The formal presentation of what has come to be known throughout the world as architecture's highest honor will be made at a ceremony in Berlin on June 7, 1999. At that time, Sir Norman will be presented with a $100,000 grant and a bronze medallion. He is the second Englishman to become a Pritzker Laureate, the first being the late Sir James Stirling who was honored in 1981, and who encouraged a young Foster as he began his career in the early sixties.

Foster has designed and built office towers in Tokyo, Japan and Frankfurt, Germany and Hong Kong as well as a communications tower in Barcelona, Spain. The world's largest airport in Hong Kong was presaged by London's Third Airport at Stansted. He designed a rapid transit system for Bilbao, Spain and has recently completed a station for London's underground Jubilee Line, Canary Wharf , as well as the transport interchange at Greenwich. His global output includes furniture, offices, showrooms, warehousing facilities and industrial buildings, single residences and multiple housing units, schools, bridges, art museums and galleries, universities, sports stadia, research laboratories, shops, cultural centers, and libraries. And he designed one project that is capable of moving all around the world, a180-foot private motor yacht.

Foster attracted attention in 1971 when he was able to deliver a permanent office building to IBM in Cosham, at the cost and within the time-frame of temporary quarters. In 1975, Foster's modernist solution for an office structure in Ipswich, England for Willis Faber & Dumas brought the first international attention to his work. The three-storey, glass-clad exterior followed irregular street patterns, reflecting its surroundings by day, but becoming transparent at night to reveal the two open plan office floors and a swimming pool on the ground level. The project is considered a model of social responsiveness, as well as being ecologically efficient. Within two years, he confirmed his ability to bring innovation in both materials and design to the Sainsbury Centre for Visual Arts at the University of East Anglia, Norwich. On a much larger and international scale, in 1979, he received the commission for the Hong Kong and Shanghai Banking Corporation's headquarters, for which he designed a tower 47 stories above a ground floor plaza. Foster's life comes close to being a Horatio Alger story. He was born into a working class family in a suburb of Manchester, England in 1935, where the odds of his making a career in a profession were highly unlikely. He attended a local high school and did well, showing an early interest in architecture. After a series of odd jobs, and after his national service in the Royal Air Force, he enrolled in Manchester University where he won nearly every scholarship and fellowship available, eventually winning one to attend Yale University in the United States.

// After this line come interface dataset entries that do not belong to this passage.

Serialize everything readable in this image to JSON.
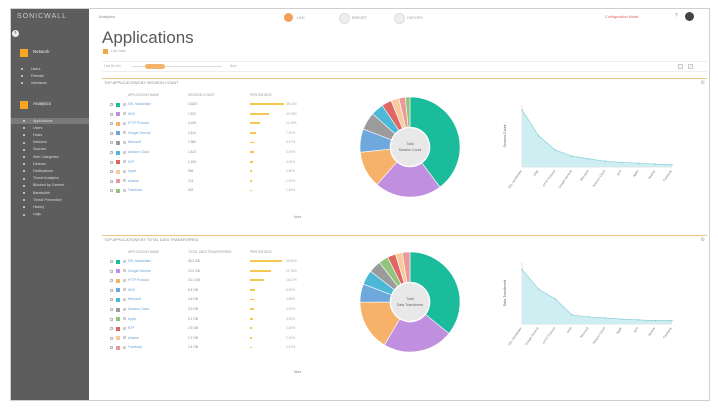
{
  "sidebar": {
    "logo": "SONICWALL",
    "section1": {
      "label": "Network"
    },
    "items1": [
      "Users",
      "Firewall",
      "Interfaces"
    ],
    "section2": {
      "label": "Analytics"
    },
    "items2": [
      "Applications",
      "Users",
      "Hosts",
      "Intrusion",
      "Sources",
      "Web Categories",
      "Devices",
      "Destinations",
      "Threat Analytics",
      "Blocked by Content",
      "Bandwidth",
      "Threat Prevention",
      "History",
      "Logs"
    ],
    "active_index": 0
  },
  "topbar": {
    "crumb": "Analytics",
    "toggles": [
      {
        "label": "LIVE",
        "color": "#f5a05a"
      },
      {
        "label": "REPORT",
        "color": "#eeeeee"
      },
      {
        "label": "HISTORY",
        "color": "#eeeeee"
      }
    ],
    "alert": "Configuration Mode",
    "help": "?"
  },
  "page": {
    "title": "Applications",
    "subtitle": "Live Data"
  },
  "timebar": {
    "left": "Last 60 min",
    "mid": "00:30",
    "right": "Now"
  },
  "panels": [
    {
      "heading": "TOP APPLICATIONS BY SESSION COUNT",
      "col_app": "APPLICATION NAME",
      "col_val": "SESSION COUNT",
      "col_pct": "PERCENTAGE",
      "more": "More",
      "donut_inner": [
        "Total",
        "Session Count"
      ],
      "ylabel": "Session Count",
      "rows": [
        {
          "name": "SSL Handshake",
          "value": "13,807",
          "pct": "38.14%",
          "color": "#1abc9c",
          "fill": 0.38
        },
        {
          "name": "DNS",
          "value": "7,522",
          "pct": "20.78%",
          "color": "#c08fe0",
          "fill": 0.21
        },
        {
          "name": "HTTP Protocol",
          "value": "4,105",
          "pct": "11.34%",
          "color": "#f6b26b",
          "fill": 0.11
        },
        {
          "name": "Google General",
          "value": "2,614",
          "pct": "7.22%",
          "color": "#6fa8dc",
          "fill": 0.07
        },
        {
          "name": "Microsoft",
          "value": "1,980",
          "pct": "5.47%",
          "color": "#9b9b9b",
          "fill": 0.05
        },
        {
          "name": "Amazon Cloud",
          "value": "1,422",
          "pct": "3.93%",
          "color": "#4ab8d6",
          "fill": 0.04
        },
        {
          "name": "NTP",
          "value": "1,105",
          "pct": "3.05%",
          "color": "#e06666",
          "fill": 0.03
        },
        {
          "name": "Apple",
          "value": "906",
          "pct": "2.50%",
          "color": "#f9cb9c",
          "fill": 0.025
        },
        {
          "name": "Akamai",
          "value": "714",
          "pct": "1.97%",
          "color": "#ea9999",
          "fill": 0.02
        },
        {
          "name": "Facebook",
          "value": "522",
          "pct": "1.44%",
          "color": "#93c47d",
          "fill": 0.015
        }
      ]
    },
    {
      "heading": "TOP APPLICATIONS BY TOTAL DATA TRANSFERRED",
      "col_app": "APPLICATION NAME",
      "col_val": "TOTAL DATA TRANSFERRED",
      "col_pct": "PERCENTAGE",
      "more": "More",
      "donut_inner": [
        "Total",
        "Data Transferred"
      ],
      "ylabel": "Data Transferred",
      "rows": [
        {
          "name": "SSL Handshake",
          "value": "35.2 GB",
          "pct": "35.80%",
          "color": "#1abc9c",
          "fill": 0.36
        },
        {
          "name": "Google General",
          "value": "22.4 GB",
          "pct": "22.78%",
          "color": "#c08fe0",
          "fill": 0.23
        },
        {
          "name": "HTTP Protocol",
          "value": "16.1 GB",
          "pct": "16.37%",
          "color": "#f6b26b",
          "fill": 0.16
        },
        {
          "name": "DNS",
          "value": "5.8 GB",
          "pct": "5.90%",
          "color": "#6fa8dc",
          "fill": 0.06
        },
        {
          "name": "Microsoft",
          "value": "4.6 GB",
          "pct": "4.68%",
          "color": "#4ab8d6",
          "fill": 0.05
        },
        {
          "name": "Amazon Cloud",
          "value": "3.9 GB",
          "pct": "3.97%",
          "color": "#9b9b9b",
          "fill": 0.04
        },
        {
          "name": "Apple",
          "value": "3.1 GB",
          "pct": "3.15%",
          "color": "#93c47d",
          "fill": 0.03
        },
        {
          "name": "NTP",
          "value": "2.6 GB",
          "pct": "2.64%",
          "color": "#e06666",
          "fill": 0.026
        },
        {
          "name": "Akamai",
          "value": "2.2 GB",
          "pct": "2.24%",
          "color": "#f9cb9c",
          "fill": 0.022
        },
        {
          "name": "Facebook",
          "value": "2.4 GB",
          "pct": "2.47%",
          "color": "#ea9999",
          "fill": 0.024
        }
      ]
    }
  ],
  "chart_data": [
    {
      "type": "pie",
      "categories": [
        "SSL Handshake",
        "DNS",
        "HTTP Protocol",
        "Google General",
        "Microsoft",
        "Amazon Cloud",
        "NTP",
        "Apple",
        "Akamai",
        "Facebook"
      ],
      "values": [
        38.14,
        20.78,
        11.34,
        7.22,
        5.47,
        3.93,
        3.05,
        2.5,
        1.97,
        1.44
      ],
      "colors": [
        "#1abc9c",
        "#c08fe0",
        "#f6b26b",
        "#6fa8dc",
        "#9b9b9b",
        "#4ab8d6",
        "#e06666",
        "#f9cb9c",
        "#ea9999",
        "#93c47d"
      ]
    },
    {
      "type": "area",
      "x": [
        "SSL Handshake",
        "DNS",
        "HTTP Protocol",
        "Google General",
        "Microsoft",
        "Amazon Cloud",
        "NTP",
        "Apple",
        "Akamai",
        "Facebook"
      ],
      "values": [
        13807,
        7522,
        4105,
        2614,
        1980,
        1422,
        1105,
        906,
        714,
        522
      ],
      "ylim": [
        0,
        15000
      ],
      "ylabel": "Session Count"
    },
    {
      "type": "pie",
      "categories": [
        "SSL Handshake",
        "Google General",
        "HTTP Protocol",
        "DNS",
        "Microsoft",
        "Amazon Cloud",
        "Apple",
        "NTP",
        "Akamai",
        "Facebook"
      ],
      "values": [
        35.8,
        22.78,
        16.37,
        5.9,
        4.68,
        3.97,
        3.15,
        2.64,
        2.24,
        2.47
      ],
      "colors": [
        "#1abc9c",
        "#c08fe0",
        "#f6b26b",
        "#6fa8dc",
        "#4ab8d6",
        "#9b9b9b",
        "#93c47d",
        "#e06666",
        "#f9cb9c",
        "#ea9999"
      ]
    },
    {
      "type": "area",
      "x": [
        "SSL Handshake",
        "Google General",
        "HTTP Protocol",
        "DNS",
        "Microsoft",
        "Amazon Cloud",
        "Apple",
        "NTP",
        "Akamai",
        "Facebook"
      ],
      "values": [
        35.2,
        22.4,
        16.1,
        5.8,
        4.6,
        3.9,
        3.1,
        2.6,
        2.2,
        2.4
      ],
      "ylim": [
        0,
        40
      ],
      "ylabel": "Data Transferred"
    }
  ]
}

Since his first commission some 35 years ago, he has won worldwide acclaim for his modernist buildings, including his profession's highest honors. In 1990, he received a Knighthood from the Queen of England and in 1997 was appointed by the Queen to the Order of Merit. Pritzker Prize jury chairman, J. Carter Brown, commented, "Rooted in the grand tradition of 20th century modernism, Sir Norman Foster transcends categorization. At whatever scale, from a glass elevator to an airport, his vision forges the materials of our age into a crystalline, lyrical purity that is highly personal, brilliantly functional, and—shy as we are about using the word—just downright beautiful."

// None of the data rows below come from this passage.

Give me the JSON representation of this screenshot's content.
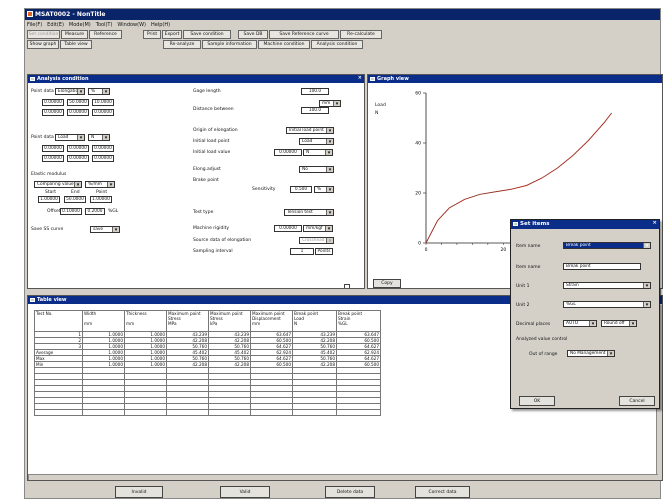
{
  "window": {
    "title": "MSAT0002 - NonTitle"
  },
  "menu": [
    "File(F)",
    "Edit(E)",
    "Mode(M)",
    "Tool(T)",
    "Window(W)",
    "Help(H)"
  ],
  "toolbar1": [
    "Set condition",
    "Measure",
    "Reference",
    "Print",
    "Export",
    "Save condition",
    "Save DB",
    "Save Reference curve",
    "Re-calculate"
  ],
  "toolbar2": [
    "Show graph",
    "Table view",
    "Re-analyze",
    "Sample information",
    "Machine condition",
    "Analysis condition"
  ],
  "analysis": {
    "title": "Analysis condition",
    "point1": {
      "label": "Point data",
      "type": "Elongation",
      "unit": "%",
      "v1": "0.00000",
      "v2": "50.0000",
      "v3": "10.0000",
      "v4": "0.00000",
      "v5": "0.00000",
      "v6": "0.00000"
    },
    "point2": {
      "label": "Point data",
      "type": "Load",
      "unit": "N",
      "v1": "0.00000",
      "v2": "0.00000",
      "v3": "0.00000",
      "v4": "0.00000",
      "v5": "0.00000",
      "v6": "0.00000"
    },
    "elastic": {
      "label": "Elastic modulus",
      "type": "Comparing value",
      "range": "%/mm",
      "start_label": "Start",
      "end_label": "End",
      "point_label": "Point",
      "start": "1.00000",
      "end": "50.0000",
      "point": "1.00000",
      "offset_label": "Offset",
      "offset": "0.10000",
      "offset2": "0.2000",
      "offset_unit": "%GL"
    },
    "save_curve": {
      "label": "Save SS curve",
      "value": "save"
    },
    "gage_length": {
      "label": "Gage length",
      "value": "100.0"
    },
    "distance": {
      "label": "Distance between",
      "value": "100.0",
      "unit": "mm"
    },
    "origin": {
      "label": "Origin of elongation",
      "value": "Initial load point"
    },
    "initial_load_point": {
      "label": "Initial load point",
      "value": "Load"
    },
    "initial_load_value": {
      "label": "Initial load value",
      "value": "0.00000",
      "unit": "N"
    },
    "elong_adjust": {
      "label": "Elong.adjust",
      "value": "No"
    },
    "break_point": {
      "label": "Brake point"
    },
    "sensitivity": {
      "label": "Sensitivity",
      "value": "0.500",
      "unit": "%"
    },
    "test_type": {
      "label": "Test type",
      "value": "Tension test"
    },
    "rigidity": {
      "label": "Machine rigidity",
      "value": "0.00000",
      "unit": "mm/kgf"
    },
    "source": {
      "label": "Source data of elongation",
      "value": "Crosshead"
    },
    "sampling": {
      "label": "Sampling interval",
      "value": "1",
      "unit": "Points"
    }
  },
  "graph": {
    "title": "Graph view",
    "ylabel": "Load",
    "yunit": "N",
    "copy_label": "Copy"
  },
  "chart_data": {
    "type": "line",
    "title": "",
    "xlabel": "",
    "ylabel": "Load N",
    "x_ticks": [
      "0",
      "20"
    ],
    "y_ticks": [
      "0",
      "20",
      "40",
      "60"
    ],
    "ylim": [
      0,
      60
    ],
    "xlim": [
      0,
      60
    ],
    "series": [
      {
        "name": "",
        "x": [
          0,
          3,
          6,
          10,
          14,
          18,
          22,
          26,
          30,
          34,
          38,
          42,
          46,
          48
        ],
        "y": [
          0,
          9,
          14,
          17.5,
          19.5,
          20.5,
          21.5,
          23,
          26,
          30,
          35,
          41,
          48,
          52
        ]
      }
    ],
    "grid": false
  },
  "table": {
    "title": "Table view",
    "headers": [
      [
        "Test No.",
        "",
        ""
      ],
      [
        "Width",
        "",
        "mm"
      ],
      [
        "Thickness",
        "",
        "mm"
      ],
      [
        "Maximum point",
        "Stress",
        "MPa"
      ],
      [
        "Maximum point",
        "Stress",
        "kPa"
      ],
      [
        "Maximum point",
        "Displacement",
        "mm"
      ],
      [
        "Break point",
        "Load",
        "N"
      ],
      [
        "Break point",
        "Strain",
        "%GL"
      ]
    ],
    "rows": [
      [
        "1",
        "1.0000",
        "1.0000",
        "43.239",
        "43.239",
        "63.647",
        "43.239",
        "63.647"
      ],
      [
        "2",
        "1.0000",
        "1.0000",
        "42.208",
        "42.208",
        "60.500",
        "42.208",
        "60.500"
      ],
      [
        "3",
        "1.0000",
        "1.0000",
        "50.760",
        "50.760",
        "64.627",
        "50.760",
        "64.627"
      ],
      [
        "Average",
        "1.0000",
        "1.0000",
        "45.402",
        "45.402",
        "62.924",
        "45.402",
        "62.924"
      ],
      [
        "Max",
        "1.0000",
        "1.0000",
        "50.760",
        "50.760",
        "64.627",
        "50.760",
        "64.627"
      ],
      [
        "Min",
        "1.0000",
        "1.0000",
        "42.208",
        "42.208",
        "60.500",
        "42.208",
        "60.500"
      ]
    ]
  },
  "bottom_buttons": [
    "Invalid",
    "Valid",
    "Delete data",
    "Correct data"
  ],
  "dialog": {
    "title": "Set items",
    "item_name_label": "Item name",
    "item_name": "Break point",
    "item_name2_label": "Item name",
    "item_name2": "Break point",
    "unit1_label": "Unit 1",
    "unit1": "Strain",
    "unit2_label": "Unit 2",
    "unit2": "%GL",
    "decimal_label": "Decimal places",
    "decimal": "AUTO",
    "rounding": "Round off",
    "analyzed_label": "Analyzed value control",
    "outrange_label": "Out of range",
    "outrange": "No Management",
    "ok": "OK",
    "cancel": "Cancel"
  }
}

Bill Lacy, the executive director of the Pritzker Prize, quoted from the jury citation which states, "His design objectives are guided not only toward the overall beauty and function of a project, but for the well-being of those people who will be the end-users. This social dimension to his work translates as making every effort to transform and improve the quality of life. In the early seventies, he pioneered the notion that the workplace could be a pleasant environment."

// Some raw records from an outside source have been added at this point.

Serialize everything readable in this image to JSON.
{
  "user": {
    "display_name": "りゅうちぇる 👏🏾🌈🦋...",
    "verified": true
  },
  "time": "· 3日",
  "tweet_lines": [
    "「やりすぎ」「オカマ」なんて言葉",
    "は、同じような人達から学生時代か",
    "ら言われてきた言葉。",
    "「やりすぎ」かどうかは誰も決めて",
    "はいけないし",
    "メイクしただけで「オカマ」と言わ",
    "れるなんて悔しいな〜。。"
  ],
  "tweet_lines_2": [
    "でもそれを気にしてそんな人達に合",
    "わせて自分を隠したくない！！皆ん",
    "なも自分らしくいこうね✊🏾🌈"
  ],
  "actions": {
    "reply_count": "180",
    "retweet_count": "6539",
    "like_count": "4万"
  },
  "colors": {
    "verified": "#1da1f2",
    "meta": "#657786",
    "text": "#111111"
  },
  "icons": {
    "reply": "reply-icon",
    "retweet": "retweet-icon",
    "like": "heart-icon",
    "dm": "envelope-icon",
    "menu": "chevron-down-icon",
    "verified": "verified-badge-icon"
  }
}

Lacy, who is an architect himself and president of the State University of New York at Purchase, added, "Sir Norman Foster's buildings set a standard for design excellence in the use of modern technology pushed to its artistic limits. His buildings represent the highest attainment of contemporary architecture in the twentieth century and will undoubtedly be the design standard for much of the architecture of the next century."